The Kingmaking by Helen Hollick
The problem with any new book about Arthur
is to determine where history leaves off and legend and mystery begin. A vast storyline
exists, created in waves as each new generation discovered Arthur's realm and took
it for their own. Hollick has crafted a book that is full of character, a blend of
balanced characters and story plot. The young Arthur is a warrior of the mid fifth
century, welded into the framework of Vortigern's Britain. The history is closer
in association with Geoffrey Ashe's Riothamus, a strong ruler of the British
midlands or Brittany of the mid fifth to early sixth century, than with Malory's.
Most of the standard cast of characters are here. However, the incongruities
of her history in relation to the roles molded by legend occasionally leave the reader
struggling to block out Malory and works of those influenced by him. An author can choose
to keep the framework expected by the readers or recreate it anew thrusting the reader
into new but familiar surroundings. Hollick seems to have taken a middle road. I found
her decision to make Guinevere Cunedda's daughter a distraction that kept me on guard.
Cunedda's role in the story and her use of London as a constant backdrop to
Vortigern's reign is inconsistent with historical fact. And like most readers, her
decisions of what to keep from the legends and what to remove left me guessing rather
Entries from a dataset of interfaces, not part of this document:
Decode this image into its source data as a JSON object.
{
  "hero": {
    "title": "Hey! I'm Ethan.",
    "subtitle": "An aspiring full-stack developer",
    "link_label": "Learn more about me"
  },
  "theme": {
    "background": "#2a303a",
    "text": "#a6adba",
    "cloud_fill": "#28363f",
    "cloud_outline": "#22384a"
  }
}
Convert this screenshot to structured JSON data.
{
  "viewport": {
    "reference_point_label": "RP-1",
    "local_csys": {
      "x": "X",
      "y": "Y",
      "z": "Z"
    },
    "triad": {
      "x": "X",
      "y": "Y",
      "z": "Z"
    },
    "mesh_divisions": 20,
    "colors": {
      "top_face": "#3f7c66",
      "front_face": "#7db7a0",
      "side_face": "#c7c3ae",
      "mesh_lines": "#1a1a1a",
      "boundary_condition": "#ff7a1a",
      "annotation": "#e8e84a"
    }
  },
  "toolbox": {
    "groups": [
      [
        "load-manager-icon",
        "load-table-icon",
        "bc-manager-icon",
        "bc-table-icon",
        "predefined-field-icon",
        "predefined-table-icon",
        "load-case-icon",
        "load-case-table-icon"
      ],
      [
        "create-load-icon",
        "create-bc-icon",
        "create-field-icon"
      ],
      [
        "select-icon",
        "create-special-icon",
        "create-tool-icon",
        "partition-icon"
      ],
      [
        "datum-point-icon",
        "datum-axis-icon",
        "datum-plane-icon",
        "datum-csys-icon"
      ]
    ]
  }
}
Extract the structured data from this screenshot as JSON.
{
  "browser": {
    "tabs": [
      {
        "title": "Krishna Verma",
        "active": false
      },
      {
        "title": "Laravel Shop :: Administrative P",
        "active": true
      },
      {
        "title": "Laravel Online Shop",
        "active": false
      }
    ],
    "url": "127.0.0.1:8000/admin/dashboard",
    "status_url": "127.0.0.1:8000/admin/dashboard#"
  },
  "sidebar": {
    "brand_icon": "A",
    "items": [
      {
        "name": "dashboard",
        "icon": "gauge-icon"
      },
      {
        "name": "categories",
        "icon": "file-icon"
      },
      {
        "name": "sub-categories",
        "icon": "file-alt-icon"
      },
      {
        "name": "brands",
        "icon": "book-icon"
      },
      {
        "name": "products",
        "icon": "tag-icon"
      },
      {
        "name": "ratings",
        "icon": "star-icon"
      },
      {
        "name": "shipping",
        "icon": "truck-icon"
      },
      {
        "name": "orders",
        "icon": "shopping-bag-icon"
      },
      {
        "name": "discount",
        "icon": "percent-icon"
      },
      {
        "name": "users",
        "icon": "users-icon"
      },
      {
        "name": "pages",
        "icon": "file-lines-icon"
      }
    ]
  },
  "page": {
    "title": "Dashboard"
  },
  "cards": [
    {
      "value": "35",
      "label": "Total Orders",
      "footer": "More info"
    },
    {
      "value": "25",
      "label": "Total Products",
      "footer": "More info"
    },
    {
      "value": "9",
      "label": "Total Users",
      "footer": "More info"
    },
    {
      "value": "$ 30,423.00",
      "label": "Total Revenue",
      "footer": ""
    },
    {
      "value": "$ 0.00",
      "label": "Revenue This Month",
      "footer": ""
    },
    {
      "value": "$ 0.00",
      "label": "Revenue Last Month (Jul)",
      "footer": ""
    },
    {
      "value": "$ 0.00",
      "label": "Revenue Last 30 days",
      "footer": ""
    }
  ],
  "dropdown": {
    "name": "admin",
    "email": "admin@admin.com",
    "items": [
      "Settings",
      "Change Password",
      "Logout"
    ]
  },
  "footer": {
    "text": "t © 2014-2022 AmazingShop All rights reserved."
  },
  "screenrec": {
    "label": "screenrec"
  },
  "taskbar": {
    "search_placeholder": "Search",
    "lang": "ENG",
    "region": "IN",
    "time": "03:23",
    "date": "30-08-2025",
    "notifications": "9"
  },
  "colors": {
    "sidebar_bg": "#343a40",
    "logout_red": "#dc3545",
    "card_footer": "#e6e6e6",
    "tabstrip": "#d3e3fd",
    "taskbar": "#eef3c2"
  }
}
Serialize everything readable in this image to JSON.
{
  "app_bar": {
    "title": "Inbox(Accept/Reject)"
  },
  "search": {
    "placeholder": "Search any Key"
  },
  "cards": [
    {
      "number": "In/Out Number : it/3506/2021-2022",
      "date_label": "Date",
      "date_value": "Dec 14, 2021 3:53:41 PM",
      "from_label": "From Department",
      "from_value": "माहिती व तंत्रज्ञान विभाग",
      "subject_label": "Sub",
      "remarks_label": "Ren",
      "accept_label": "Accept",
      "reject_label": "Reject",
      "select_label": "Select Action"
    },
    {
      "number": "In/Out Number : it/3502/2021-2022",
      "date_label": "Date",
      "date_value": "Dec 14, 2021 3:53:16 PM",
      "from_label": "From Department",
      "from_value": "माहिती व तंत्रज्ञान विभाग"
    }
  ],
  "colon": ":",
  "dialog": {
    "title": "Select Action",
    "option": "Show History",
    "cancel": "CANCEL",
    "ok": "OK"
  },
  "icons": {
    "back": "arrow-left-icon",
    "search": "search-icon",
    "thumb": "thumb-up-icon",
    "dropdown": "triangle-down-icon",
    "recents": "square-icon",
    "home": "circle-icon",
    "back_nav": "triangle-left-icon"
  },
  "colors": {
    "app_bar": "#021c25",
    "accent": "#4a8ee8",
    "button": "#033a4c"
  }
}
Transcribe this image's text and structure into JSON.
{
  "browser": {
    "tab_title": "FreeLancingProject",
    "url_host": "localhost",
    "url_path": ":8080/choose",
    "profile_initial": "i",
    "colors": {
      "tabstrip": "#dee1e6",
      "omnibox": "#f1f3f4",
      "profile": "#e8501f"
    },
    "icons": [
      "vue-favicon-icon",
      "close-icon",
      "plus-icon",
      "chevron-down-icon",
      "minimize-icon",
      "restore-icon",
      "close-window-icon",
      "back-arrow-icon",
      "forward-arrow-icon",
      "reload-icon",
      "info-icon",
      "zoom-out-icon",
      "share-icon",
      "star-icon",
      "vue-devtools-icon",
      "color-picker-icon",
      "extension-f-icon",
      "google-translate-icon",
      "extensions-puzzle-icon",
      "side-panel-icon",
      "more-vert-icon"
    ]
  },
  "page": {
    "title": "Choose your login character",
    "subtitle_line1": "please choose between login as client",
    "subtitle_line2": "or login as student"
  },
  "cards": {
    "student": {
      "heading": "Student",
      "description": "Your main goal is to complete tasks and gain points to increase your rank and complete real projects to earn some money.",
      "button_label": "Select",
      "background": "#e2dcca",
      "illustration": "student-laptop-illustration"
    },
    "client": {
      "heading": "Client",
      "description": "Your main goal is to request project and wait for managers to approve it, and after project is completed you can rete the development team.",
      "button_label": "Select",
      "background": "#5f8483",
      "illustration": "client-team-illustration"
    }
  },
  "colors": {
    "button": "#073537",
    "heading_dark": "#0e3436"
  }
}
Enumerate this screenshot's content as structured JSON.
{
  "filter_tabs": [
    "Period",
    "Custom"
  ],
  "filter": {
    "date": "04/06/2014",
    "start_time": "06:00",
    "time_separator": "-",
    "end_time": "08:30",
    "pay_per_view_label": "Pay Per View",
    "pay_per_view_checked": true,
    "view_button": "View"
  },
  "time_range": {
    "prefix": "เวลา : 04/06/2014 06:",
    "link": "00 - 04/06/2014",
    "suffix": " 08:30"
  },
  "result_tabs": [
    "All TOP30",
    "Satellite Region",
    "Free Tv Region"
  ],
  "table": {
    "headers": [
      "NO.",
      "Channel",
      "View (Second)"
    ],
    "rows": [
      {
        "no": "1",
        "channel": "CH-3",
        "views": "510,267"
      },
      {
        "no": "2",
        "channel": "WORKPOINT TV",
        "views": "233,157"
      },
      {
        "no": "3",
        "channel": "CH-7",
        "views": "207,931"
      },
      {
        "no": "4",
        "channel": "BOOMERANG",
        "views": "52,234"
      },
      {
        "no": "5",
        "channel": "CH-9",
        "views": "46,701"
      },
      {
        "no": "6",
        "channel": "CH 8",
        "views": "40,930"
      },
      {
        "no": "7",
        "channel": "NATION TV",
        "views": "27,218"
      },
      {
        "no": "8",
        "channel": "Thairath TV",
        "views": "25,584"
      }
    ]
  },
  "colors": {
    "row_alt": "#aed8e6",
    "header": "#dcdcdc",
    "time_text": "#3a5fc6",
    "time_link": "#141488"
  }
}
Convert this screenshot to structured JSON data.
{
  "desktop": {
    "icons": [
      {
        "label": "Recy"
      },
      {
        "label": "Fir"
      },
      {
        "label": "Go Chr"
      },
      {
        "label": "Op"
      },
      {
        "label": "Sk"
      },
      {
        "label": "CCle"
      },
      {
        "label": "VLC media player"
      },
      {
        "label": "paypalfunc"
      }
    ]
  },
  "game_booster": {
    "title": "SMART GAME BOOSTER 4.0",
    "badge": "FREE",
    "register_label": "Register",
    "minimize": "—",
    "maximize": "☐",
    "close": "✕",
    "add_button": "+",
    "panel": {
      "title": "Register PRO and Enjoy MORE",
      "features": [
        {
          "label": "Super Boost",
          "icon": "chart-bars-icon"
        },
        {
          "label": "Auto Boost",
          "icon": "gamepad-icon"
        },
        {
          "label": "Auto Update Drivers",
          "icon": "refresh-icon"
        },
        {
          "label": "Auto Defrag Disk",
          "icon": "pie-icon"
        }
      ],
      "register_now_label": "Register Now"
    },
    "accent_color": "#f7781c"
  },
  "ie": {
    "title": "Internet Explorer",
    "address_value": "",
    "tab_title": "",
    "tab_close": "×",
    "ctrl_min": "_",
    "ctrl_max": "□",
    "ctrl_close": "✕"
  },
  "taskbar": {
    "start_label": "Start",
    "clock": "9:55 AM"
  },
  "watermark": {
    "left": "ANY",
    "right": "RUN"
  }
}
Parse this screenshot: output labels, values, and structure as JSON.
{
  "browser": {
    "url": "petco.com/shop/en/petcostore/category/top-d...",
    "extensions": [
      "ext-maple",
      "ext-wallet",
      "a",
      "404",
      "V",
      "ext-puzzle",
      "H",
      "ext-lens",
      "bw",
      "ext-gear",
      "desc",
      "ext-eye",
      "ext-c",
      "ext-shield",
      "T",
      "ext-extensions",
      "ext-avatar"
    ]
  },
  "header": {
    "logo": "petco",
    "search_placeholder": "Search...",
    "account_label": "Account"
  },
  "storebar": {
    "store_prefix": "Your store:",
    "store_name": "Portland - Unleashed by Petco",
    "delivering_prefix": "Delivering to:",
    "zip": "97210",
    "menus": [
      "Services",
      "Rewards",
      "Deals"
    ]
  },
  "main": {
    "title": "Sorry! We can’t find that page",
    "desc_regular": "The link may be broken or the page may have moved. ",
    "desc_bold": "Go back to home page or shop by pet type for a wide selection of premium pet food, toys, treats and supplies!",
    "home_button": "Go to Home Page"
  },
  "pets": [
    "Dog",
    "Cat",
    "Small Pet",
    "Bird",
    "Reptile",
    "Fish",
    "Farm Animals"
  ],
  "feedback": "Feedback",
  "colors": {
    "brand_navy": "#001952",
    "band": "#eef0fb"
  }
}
than simply enjoying the story. In her notes, she explains some of the reasons for this
and other historical placement but they are more apology than justification.
My sons tell me that I nitpick a story to death. As a longtime student of
the Dark Ages, I have my own views and beliefs that Hollick ran contrary to. But, there
were many facets of her story that I loved. Her characters are rich and human and the
plot woven smoothly. I believe that I enjoyed her minor characters more than the major.
Her Arthur is too human and carelessly flawed to have become the legend. Vortigern would
have disposed of him without a second thought. But some of the minor plots and characters
created a depth and texture that shows Hollick to be a great story teller. I was intrigued
by Osmail and believe that Hollick could have taken this man and crafted an excellent
Arthurian or post Roman story.
As an avid reader of Arthurian material, I recommend "The Kingmaking" to the
newcomer or romantic. For the pseudo-historian and Arthurian readers, it is a
read-when-time-permits, not a must-read.